__WHAT IS NEEDED__. Keyword search on "JSON": report each line of the records that contains it.
━━━━━━━━━━━━━━━━━━━━
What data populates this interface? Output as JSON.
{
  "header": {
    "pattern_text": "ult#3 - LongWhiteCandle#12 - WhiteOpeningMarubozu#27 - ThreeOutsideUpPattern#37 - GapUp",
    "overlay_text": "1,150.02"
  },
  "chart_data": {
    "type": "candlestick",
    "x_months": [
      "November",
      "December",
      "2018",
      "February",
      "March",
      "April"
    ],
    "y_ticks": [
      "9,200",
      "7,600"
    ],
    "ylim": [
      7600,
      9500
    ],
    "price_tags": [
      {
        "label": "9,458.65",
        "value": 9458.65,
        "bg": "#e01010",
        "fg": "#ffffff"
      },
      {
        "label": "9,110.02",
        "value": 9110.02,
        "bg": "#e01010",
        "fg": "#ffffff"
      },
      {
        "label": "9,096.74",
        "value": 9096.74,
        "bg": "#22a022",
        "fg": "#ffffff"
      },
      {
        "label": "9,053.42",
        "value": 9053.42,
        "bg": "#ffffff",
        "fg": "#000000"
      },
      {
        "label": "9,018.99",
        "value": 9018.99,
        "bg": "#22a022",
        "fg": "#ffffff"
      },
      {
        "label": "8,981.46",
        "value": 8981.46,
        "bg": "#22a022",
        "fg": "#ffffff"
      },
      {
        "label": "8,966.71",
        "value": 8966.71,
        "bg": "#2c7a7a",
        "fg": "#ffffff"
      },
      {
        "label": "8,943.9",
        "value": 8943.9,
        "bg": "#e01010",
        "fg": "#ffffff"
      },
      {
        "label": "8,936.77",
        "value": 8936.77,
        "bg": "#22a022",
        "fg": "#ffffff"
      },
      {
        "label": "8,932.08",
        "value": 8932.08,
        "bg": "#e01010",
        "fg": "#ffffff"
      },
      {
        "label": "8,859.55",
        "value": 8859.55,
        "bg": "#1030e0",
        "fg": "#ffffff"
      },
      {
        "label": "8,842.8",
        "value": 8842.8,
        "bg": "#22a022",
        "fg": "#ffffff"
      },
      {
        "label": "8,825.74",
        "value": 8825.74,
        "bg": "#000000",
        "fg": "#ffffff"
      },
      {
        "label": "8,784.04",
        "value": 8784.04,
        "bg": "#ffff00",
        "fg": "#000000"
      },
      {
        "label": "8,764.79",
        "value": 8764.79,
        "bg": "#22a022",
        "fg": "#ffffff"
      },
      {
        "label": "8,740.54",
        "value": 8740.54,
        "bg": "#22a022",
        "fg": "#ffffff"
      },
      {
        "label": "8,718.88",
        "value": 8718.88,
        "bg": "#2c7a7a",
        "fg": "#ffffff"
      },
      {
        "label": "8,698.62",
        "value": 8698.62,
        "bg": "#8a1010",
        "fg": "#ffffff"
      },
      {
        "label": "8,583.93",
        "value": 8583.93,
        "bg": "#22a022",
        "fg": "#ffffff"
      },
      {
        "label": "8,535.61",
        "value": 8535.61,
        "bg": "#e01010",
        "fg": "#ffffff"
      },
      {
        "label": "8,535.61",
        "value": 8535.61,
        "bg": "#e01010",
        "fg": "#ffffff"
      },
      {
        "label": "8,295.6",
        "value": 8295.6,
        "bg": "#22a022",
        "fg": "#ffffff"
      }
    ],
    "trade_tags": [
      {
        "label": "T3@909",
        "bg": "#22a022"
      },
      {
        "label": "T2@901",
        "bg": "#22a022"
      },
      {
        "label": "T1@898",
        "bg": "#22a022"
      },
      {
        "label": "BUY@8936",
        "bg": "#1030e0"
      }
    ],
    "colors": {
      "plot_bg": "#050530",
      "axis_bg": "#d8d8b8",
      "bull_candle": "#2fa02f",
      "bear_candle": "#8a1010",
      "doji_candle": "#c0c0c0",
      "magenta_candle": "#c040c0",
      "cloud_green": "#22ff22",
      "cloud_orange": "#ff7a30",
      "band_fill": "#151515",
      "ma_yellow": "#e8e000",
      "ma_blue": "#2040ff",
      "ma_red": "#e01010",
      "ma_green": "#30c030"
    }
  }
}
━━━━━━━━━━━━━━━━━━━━
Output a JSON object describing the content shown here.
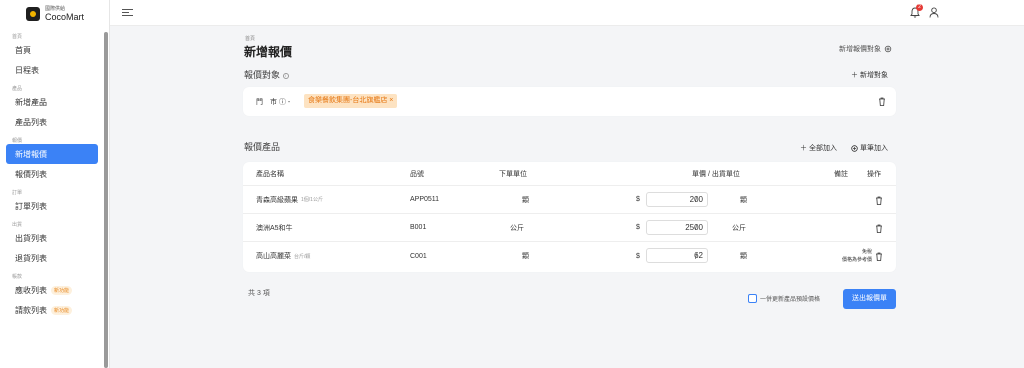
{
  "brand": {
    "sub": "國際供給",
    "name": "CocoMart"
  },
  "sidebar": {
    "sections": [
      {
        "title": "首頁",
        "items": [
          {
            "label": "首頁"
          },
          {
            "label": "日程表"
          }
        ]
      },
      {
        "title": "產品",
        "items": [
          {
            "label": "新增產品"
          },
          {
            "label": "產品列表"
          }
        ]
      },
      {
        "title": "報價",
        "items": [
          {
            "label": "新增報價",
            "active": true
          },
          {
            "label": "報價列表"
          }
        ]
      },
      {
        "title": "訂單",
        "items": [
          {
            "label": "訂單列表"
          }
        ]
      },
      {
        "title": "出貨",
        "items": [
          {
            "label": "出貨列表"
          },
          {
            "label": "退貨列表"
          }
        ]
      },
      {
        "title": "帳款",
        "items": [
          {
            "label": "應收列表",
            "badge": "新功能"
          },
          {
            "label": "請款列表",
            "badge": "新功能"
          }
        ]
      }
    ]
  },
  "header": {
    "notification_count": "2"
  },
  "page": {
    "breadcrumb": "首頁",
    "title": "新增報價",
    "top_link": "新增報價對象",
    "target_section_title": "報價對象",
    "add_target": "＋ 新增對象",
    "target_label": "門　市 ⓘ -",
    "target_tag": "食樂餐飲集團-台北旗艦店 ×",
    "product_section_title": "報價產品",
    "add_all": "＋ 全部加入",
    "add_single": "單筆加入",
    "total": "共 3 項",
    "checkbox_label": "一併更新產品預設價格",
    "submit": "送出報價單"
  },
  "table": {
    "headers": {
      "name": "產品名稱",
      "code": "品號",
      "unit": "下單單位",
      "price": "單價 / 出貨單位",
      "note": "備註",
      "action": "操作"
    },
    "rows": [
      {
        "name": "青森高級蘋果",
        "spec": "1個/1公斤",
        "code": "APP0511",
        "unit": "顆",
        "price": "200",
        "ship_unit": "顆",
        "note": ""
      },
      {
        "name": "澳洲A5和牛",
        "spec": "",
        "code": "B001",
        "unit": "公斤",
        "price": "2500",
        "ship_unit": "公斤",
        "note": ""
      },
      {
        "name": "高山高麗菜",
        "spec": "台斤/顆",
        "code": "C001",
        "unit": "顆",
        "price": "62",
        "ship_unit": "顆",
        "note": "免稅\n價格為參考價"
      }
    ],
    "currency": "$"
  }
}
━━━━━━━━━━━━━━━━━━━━
__EXPECTED OUTPUT__.
What data populates this interface? Output as JSON.
Output a JSON object describing the content shown here.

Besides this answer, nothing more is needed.